  • Longest length of utility conflicts (i.e., sewer, hydro, gas, etc.) of all alignments (1,450 m); tied with Alignment #2 for the most major utility conflicts (six in total).
  • Requires reconstruction of TTC streetcar tracks on Wellington
  • No retail opportunities
  • Requires foundation support for the Toronto Club
Alignment #2/Front Street
  • Least impact to existing buildings
  • Direct connection to the western PATH network
  • Excellent connection to jobs
  • No escalator or elevator needed
  • 2nd longest length of utility conflicts (1,047 m); tied with Alignment #1 for the most major utility conflicts (six in total).
  • Highly disruptive cut-and-cover surface construction on major roads, requiring temporary lane closures on University Avenue & Front Street
  • Retail space very difficult and expensive to construct
  • Very long tunnel with little animation opportunities
Alignment #3/Building Alignment
  • Lowest cost option
  • Good pedestrian animation
  • Fewest construction impacts at surface
  • Minimal heavy construction and utility disruptions to road users – shortest length of utility conflicts of all alignments (148 m), and only one major conflict.
  • Does not provide a new PATH connection and offers inadequate service to the existing PATH network and north-west core
  • Requires elevator and/or escalator
  • Significant disruption and modification to the existing buildings
  • Narrow route in places (3.2 m width) may impact pedestrian flows
  • Requires reconstruction of TTC streetcar tracks on Wellington
  • Requires agreements with multiple landowners
Alignment #4/University (Parking Lot)
  • Best balance of performance and cost
  • Widest & tallest tunnel
  • Provides strong pedestrian connectivity and animation opportunities
  • Strong pedestrian demand for new tunnel
  • Direct north and west PATH network connections
  • New city-owned retail opportunities (approximately 4,300 sq. ft.)
  • Excellent connection to jobs
  • New elevator makes parking lot barrier-free (AODA compliant)
  • Requires temporary lane closures on University Avenue.
  • Extension connects to both levels of the existing underground parking lot that will continue to operate, but it reduces lot capacity by approximately 185 parking spaces Structural rehabilitation and modification of parking lot required
  • Moderate utility conflicts – 3rd for length of conflicts (580 m) and four major conflicts.

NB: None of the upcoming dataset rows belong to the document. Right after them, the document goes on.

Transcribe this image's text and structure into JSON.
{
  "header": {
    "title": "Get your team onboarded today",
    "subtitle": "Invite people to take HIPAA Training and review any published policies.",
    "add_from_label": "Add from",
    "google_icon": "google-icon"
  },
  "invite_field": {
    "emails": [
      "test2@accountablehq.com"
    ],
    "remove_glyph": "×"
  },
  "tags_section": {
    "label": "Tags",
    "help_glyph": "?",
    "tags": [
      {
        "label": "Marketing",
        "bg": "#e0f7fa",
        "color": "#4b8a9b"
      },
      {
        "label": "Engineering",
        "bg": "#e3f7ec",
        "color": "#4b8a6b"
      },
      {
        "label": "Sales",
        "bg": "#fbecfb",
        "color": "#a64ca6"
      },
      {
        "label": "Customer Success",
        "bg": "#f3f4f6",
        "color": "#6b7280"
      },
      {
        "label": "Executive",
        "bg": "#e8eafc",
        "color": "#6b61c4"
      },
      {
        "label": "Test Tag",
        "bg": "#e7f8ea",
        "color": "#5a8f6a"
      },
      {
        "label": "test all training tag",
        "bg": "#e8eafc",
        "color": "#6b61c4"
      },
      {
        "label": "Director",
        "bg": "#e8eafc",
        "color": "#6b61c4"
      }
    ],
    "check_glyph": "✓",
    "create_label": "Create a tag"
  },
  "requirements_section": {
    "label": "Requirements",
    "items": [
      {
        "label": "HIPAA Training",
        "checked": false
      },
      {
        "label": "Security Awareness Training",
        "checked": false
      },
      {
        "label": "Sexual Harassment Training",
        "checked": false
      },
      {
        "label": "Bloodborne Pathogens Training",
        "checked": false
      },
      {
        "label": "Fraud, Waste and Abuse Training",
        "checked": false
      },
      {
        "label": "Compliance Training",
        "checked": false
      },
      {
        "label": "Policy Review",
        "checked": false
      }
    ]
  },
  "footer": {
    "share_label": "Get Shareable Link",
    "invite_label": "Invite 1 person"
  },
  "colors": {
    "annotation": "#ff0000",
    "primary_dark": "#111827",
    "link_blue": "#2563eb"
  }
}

Figure 4

Map showing the four alignment options for the extension of the northwest PATH.
FIGURE 4: NW PATH Alignment Options


Minimizing the disruption to those who use the PATH, travel the surface routes, live, and work in the area is important to the City. Where possible, construction will occur in existing underground structures or under decking to reduce surface disruption and all construction will be coordinated with any other major downtown infrastructure work that is planned.

Through an online survey, which is now closed, the City asked for public input on the evaluation, recommended alignment, and any potential concerns you have regarding construction.